In lieu of an abstract, here is a brief excerpt of the content:

Reviewed by:
  • Unpacking the Kists: The Scots in New Zealand by Brad Patterson et al.
  • Malcolm Prentis
Brad Patterson, Tom Brooking, and Jim McAloon with Rebecca Lenihan and Tanja Bueltmann. Unpacking the Kists: The Scots in New Zealand. McGill-Queen’s University Press. xx, 434. $77.00

This book is the result of a long-standing collaborative enterprise within New Zealand and abroad, especially centred at Victoria University of Wellington and the University of Otago. The five authors have produced not only a comprehensive study but a cohesive one, and the first of its kind on the Scots in New Zealand.

The book covers the period from 1840 to 1920, when Scottish immigration to New Zealand was at its peak (this is fair enough; the pattern was different from that in Canada and from Australia, where immigration continued very strongly in the two post-war periods). It charts the size and shape of Scottish migration to New Zealand, the sort of people who immigrated, the parts of Scotland they came from, and the parts of New Zealand they preferred. Rebecca Lenihan navigates us through the data with a sure hand. Otago and Southland still feature strongly, but other areas—especially on the north island—get fair treatment as well. The overwhelmingly lowland makeup of New Zealand’s Scots is crystal clear, although the zealous Norman McLeod’s small Waipu colony and Southland’s highlanders are noted.

The first three chapters provide a strong narrative and descriptive spine for their own analysis as well as for the book as a whole. Case studies of a variety of successful and not-so-successful immigrants enliven the analysis. Chapters four to nine, among other things, trace the Scots’ influence on the economy, the environment, religion, political life and thought, and education.

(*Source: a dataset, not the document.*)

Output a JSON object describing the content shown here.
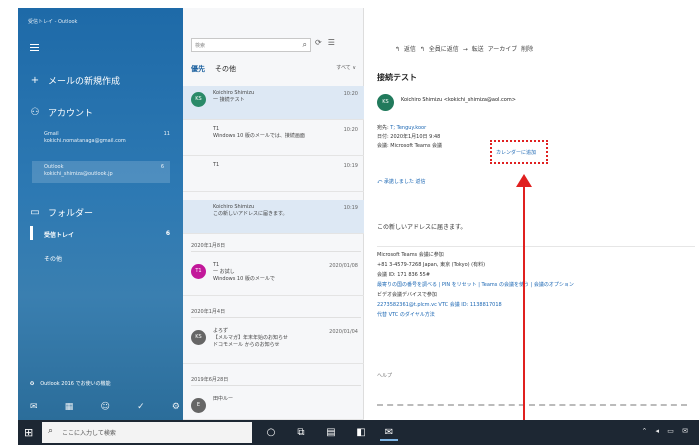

Research into nineteenth-century settler colonies and the great migrations from Europe needs to engage actively with both the resources and the findings of family historians, and this research team has consciously done that. Excellent use is made of digital databases, one of over 6,000 Scots immigrants, derived from the work of family historians, and another of 2,503 Scots in the Cyclopedia of New Zealand (1897–1908). Family historical data is more useful than one might think, because it tends to be quite random and does not focus only on “the successful,” a common critique of the genre. The authors analyse the data assiduously and critically, showing us how to render such data more productive. Detailed scrutiny of the mechanics, nature, and identity of migration is thus possible in ways that were out of reach for earlier scholars.

A chapter on the environment is a welcome novelty in this genre. It draws together stories that, often enough, are left scattered and neglected. Farmers, graziers, “improvers,” acclimatizers, botanists, agricultural scientists, gardeners, and foresters are here analysed for their impact on the landscape and environment of the new land. The folkways and interior [End Page 426] life of Scots families—culture, religion, and leisure customs—are not lost to sight. A strong chapter on “associational culture” (by Tanja Bueltmann, author of Scottish Ethnicity and the Making of New Zealand, 1850–1930) illustrates the point that the Scots made contributions to the formation of New Zealand life by retaining their connections while adapting to and interacting with other ethnic groups. Caledonian games, for instance, quickly became general community events, taking in cycling and other non-Scottish sports.

The reception of this book in its homeland has been somewhat polarized. Some have found fault in that the book neglects internal comparison with other ethnic groups in New Zealand. Though it is not systematic, it is there. Even the title has offended but, surely, kists is an apt metaphor. As for scholarship, there are fifty-one pages of notes, a thorough bibliography, and a large and usable index, along with many tables, diagrams, and maps, although no pictures.

The final chapter locates the New Zealand experience within the broader context of Scottish emigration, making systematic comparisons with Canada, the United States, Australia, and South Africa. Though rather uneven (the reviewer found some errors regarding Australia, for instance), the conclusion is sound if undramatic. There were...


Additional Information

Print ISSN
pp. 426-427
Launched on MUSE
Open Access
Back To Top

This website uses cookies to ensure you get the best experience on our website. Without cookies your experience may not be seamless.